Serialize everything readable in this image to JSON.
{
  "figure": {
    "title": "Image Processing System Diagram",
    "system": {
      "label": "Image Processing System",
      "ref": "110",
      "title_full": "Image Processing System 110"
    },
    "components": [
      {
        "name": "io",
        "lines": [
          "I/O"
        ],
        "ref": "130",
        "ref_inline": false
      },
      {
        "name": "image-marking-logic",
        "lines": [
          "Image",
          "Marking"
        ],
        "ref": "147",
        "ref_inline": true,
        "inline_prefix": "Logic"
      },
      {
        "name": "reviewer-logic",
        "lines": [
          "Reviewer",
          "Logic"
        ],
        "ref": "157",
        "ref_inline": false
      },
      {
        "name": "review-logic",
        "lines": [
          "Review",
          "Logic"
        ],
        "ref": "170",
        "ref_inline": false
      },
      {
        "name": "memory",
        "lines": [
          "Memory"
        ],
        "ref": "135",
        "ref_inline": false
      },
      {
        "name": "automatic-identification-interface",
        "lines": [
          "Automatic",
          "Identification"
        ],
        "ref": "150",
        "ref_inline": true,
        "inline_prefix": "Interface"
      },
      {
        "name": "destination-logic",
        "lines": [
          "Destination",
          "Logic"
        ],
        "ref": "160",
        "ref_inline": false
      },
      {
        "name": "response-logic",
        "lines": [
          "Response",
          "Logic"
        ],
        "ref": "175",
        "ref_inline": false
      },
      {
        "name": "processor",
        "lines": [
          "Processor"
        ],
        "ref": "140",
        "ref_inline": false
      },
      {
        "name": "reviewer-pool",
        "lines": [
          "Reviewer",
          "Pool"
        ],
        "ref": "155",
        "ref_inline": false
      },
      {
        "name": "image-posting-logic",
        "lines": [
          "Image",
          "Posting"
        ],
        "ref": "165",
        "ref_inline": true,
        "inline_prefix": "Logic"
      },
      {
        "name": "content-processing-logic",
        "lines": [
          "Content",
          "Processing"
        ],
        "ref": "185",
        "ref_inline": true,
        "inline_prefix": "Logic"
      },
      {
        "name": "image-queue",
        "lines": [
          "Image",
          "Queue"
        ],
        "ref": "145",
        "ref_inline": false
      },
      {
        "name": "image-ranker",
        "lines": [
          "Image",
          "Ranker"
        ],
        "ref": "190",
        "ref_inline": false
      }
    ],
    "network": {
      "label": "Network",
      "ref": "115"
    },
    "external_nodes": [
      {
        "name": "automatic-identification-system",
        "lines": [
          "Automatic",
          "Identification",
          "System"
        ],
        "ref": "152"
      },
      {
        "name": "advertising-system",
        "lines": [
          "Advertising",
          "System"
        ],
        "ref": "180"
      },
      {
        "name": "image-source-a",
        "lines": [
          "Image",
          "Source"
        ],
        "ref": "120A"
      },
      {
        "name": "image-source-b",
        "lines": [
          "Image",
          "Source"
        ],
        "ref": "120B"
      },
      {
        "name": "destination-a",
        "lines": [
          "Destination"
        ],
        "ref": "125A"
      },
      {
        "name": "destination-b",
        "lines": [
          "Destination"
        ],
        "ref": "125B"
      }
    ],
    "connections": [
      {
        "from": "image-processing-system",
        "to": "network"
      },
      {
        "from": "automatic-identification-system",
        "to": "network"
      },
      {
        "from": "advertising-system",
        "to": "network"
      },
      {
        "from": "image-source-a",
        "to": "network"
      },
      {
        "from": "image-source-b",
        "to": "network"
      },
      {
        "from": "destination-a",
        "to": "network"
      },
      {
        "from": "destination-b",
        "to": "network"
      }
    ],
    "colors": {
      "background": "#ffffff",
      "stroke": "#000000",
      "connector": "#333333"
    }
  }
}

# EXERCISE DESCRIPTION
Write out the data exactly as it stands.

# YOUR SOLUTION
Serialize everything readable in this image to JSON.
{
  "figure": {
    "title": "Image Processing System Diagram",
    "system": {
      "label": "Image Processing System",
      "ref": "110",
      "title_full": "Image Processing System 110"
    },
    "components": [
      {
        "name": "io",
        "lines": [
          "I/O"
        ],
        "ref": "130",
        "ref_inline": false
      },
      {
        "name": "image-marking-logic",
        "lines": [
          "Image",
          "Marking"
        ],
        "ref": "147",
        "ref_inline": true,
        "inline_prefix": "Logic"
      },
      {
        "name": "reviewer-logic",
        "lines": [
          "Reviewer",
          "Logic"
        ],
        "ref": "157",
        "ref_inline": false
      },
      {
        "name": "review-logic",
        "lines": [
          "Review",
          "Logic"
        ],
        "ref": "170",
        "ref_inline": false
      },
      {
        "name": "memory",
        "lines": [
          "Memory"
        ],
        "ref": "135",
        "ref_inline": false
      },
      {
        "name": "automatic-identification-interface",
        "lines": [
          "Automatic",
          "Identification"
        ],
        "ref": "150",
        "ref_inline": true,
        "inline_prefix": "Interface"
      },
      {
        "name": "destination-logic",
        "lines": [
          "Destination",
          "Logic"
        ],
        "ref": "160",
        "ref_inline": false
      },
      {
        "name": "response-logic",
        "lines": [
          "Response",
          "Logic"
        ],
        "ref": "175",
        "ref_inline": false
      },
      {
        "name": "processor",
        "lines": [
          "Processor"
        ],
        "ref": "140",
        "ref_inline": false
      },
      {
        "name": "reviewer-pool",
        "lines": [
          "Reviewer",
          "Pool"
        ],
        "ref": "155",
        "ref_inline": false
      },
      {
        "name": "image-posting-logic",
        "lines": [
          "Image",
          "Posting"
        ],
        "ref": "165",
        "ref_inline": true,
        "inline_prefix": "Logic"
      },
      {
        "name": "content-processing-logic",
        "lines": [
          "Content",
          "Processing"
        ],
        "ref": "185",
        "ref_inline": true,
        "inline_prefix": "Logic"
      },
      {
        "name": "image-queue",
        "lines": [
          "Image",
          "Queue"
        ],
        "ref": "145",
        "ref_inline": false
      },
      {
        "name": "image-ranker",
        "lines": [
          "Image",
          "Ranker"
        ],
        "ref": "190",
        "ref_inline": false
      }
    ],
    "network": {
      "label": "Network",
      "ref": "115"
    },
    "external_nodes": [
      {
        "name": "automatic-identification-system",
        "lines": [
          "Automatic",
          "Identification",
          "System"
        ],
        "ref": "152"
      },
      {
        "name": "advertising-system",
        "lines": [
          "Advertising",
          "System"
        ],
        "ref": "180"
      },
      {
        "name": "image-source-a",
        "lines": [
          "Image",
          "Source"
        ],
        "ref": "120A"
      },
      {
        "name": "image-source-b",
        "lines": [
          "Image",
          "Source"
        ],
        "ref": "120B"
      },
      {
        "name": "destination-a",
        "lines": [
          "Destination"
        ],
        "ref": "125A"
      },
      {
        "name": "destination-b",
        "lines": [
          "Destination"
        ],
        "ref": "125B"
      }
    ],
    "connections": [
      {
        "from": "image-processing-system",
        "to": "network"
      },
      {
        "from": "automatic-identification-system",
        "to": "network"
      },
      {
        "from": "advertising-system",
        "to": "network"
      },
      {
        "from": "image-source-a",
        "to": "network"
      },
      {
        "from": "image-source-b",
        "to": "network"
      },
      {
        "from": "destination-a",
        "to": "network"
      },
      {
        "from": "destination-b",
        "to": "network"
      }
    ],
    "colors": {
      "background": "#ffffff",
      "stroke": "#000000",
      "connector": "#333333"
    }
  }
}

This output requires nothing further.